## Activity
In the records that follow, show each line where the word "body" is present.

· · · · ·

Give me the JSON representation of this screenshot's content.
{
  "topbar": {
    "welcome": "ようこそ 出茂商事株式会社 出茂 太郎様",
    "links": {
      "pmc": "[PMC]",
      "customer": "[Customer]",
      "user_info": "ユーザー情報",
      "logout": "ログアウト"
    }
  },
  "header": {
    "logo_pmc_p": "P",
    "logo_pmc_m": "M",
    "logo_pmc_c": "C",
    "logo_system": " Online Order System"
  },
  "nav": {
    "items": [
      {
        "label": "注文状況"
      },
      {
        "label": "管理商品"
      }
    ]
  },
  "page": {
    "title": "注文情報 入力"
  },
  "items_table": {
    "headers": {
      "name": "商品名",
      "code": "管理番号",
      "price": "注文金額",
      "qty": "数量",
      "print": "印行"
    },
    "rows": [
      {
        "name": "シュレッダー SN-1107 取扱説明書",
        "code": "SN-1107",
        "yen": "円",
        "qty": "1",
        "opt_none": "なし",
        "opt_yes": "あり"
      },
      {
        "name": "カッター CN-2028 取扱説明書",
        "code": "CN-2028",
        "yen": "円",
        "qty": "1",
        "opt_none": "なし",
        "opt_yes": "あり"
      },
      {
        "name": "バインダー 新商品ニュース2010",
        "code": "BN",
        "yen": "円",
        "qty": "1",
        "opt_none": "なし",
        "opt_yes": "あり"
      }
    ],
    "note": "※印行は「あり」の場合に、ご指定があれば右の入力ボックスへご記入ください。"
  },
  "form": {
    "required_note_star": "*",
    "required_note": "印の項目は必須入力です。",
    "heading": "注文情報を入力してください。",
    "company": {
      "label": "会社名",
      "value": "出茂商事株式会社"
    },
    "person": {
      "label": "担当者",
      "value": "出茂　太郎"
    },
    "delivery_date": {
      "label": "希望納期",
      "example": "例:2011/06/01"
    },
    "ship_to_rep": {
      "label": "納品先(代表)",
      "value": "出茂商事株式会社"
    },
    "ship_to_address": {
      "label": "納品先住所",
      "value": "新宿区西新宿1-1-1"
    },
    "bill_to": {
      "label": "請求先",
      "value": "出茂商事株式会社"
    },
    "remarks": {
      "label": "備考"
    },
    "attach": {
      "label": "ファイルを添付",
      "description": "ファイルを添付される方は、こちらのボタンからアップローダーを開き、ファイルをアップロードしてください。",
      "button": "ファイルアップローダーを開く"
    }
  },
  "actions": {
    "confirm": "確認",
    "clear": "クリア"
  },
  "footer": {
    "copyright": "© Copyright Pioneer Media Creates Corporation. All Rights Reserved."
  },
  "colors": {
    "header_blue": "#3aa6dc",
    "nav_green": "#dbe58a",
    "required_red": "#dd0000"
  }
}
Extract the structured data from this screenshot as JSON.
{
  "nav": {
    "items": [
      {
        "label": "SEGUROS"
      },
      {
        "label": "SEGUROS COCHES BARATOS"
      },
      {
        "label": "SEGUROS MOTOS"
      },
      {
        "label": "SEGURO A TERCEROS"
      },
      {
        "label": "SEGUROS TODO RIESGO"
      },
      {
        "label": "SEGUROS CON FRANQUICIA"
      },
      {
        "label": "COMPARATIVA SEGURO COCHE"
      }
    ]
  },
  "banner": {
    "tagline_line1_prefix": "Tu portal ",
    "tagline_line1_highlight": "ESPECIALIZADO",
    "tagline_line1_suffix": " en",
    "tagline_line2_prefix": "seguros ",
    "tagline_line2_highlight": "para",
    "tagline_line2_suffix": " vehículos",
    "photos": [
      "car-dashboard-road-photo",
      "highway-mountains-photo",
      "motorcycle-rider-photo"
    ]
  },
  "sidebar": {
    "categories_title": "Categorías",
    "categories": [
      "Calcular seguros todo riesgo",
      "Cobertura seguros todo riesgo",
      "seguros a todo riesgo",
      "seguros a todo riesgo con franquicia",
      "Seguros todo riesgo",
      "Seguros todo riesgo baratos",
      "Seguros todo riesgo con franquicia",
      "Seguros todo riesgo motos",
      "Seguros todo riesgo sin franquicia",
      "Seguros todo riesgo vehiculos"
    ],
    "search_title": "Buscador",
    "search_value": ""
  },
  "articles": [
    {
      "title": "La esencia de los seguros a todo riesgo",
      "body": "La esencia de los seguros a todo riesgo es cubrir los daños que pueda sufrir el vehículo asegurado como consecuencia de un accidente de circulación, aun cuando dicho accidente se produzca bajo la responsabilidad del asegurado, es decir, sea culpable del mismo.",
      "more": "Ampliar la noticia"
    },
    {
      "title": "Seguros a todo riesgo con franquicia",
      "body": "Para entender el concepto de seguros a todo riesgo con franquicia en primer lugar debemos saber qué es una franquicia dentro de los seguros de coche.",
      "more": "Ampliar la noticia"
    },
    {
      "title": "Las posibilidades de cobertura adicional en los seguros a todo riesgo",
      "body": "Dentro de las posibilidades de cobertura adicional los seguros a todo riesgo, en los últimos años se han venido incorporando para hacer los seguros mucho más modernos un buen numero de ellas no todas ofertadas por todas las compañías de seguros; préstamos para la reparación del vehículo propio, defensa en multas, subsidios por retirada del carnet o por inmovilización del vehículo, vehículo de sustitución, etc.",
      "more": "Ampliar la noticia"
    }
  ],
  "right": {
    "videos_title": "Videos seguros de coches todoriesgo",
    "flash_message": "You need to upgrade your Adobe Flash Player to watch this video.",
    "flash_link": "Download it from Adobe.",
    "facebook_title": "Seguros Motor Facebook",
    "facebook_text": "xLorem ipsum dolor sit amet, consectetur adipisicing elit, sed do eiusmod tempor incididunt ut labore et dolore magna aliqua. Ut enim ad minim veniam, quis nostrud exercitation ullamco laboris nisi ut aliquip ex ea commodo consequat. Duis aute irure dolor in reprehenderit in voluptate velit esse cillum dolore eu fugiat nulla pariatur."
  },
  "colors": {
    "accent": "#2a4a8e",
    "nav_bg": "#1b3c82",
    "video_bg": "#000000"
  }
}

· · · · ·

## Exercise output
      "body": "La esencia de los seguros a todo riesgo es cubrir los daños que pueda sufrir el vehículo asegurado como consecuencia de un accidente de circulación, aun cuando dicho accidente se produzca bajo la responsabilidad del asegurado, es decir, sea culpable del mismo.",
      "body": "Para entender el concepto de seguros a todo riesgo con franquicia en primer lugar debemos saber qué es una franquicia dentro de los seguros de coche.",
      "body": "Dentro de las posibilidades de cobertura adicional los seguros a todo riesgo, en los últimos años se han venido incorporando para hacer los seguros mucho más modernos un buen numero de ellas no todas ofertadas por todas las compañías de seguros; préstamos para la reparación del vehículo propio, defensa en multas, subsidios por retirada del carnet o por inmovilización del vehículo, vehículo de sustitución, etc.",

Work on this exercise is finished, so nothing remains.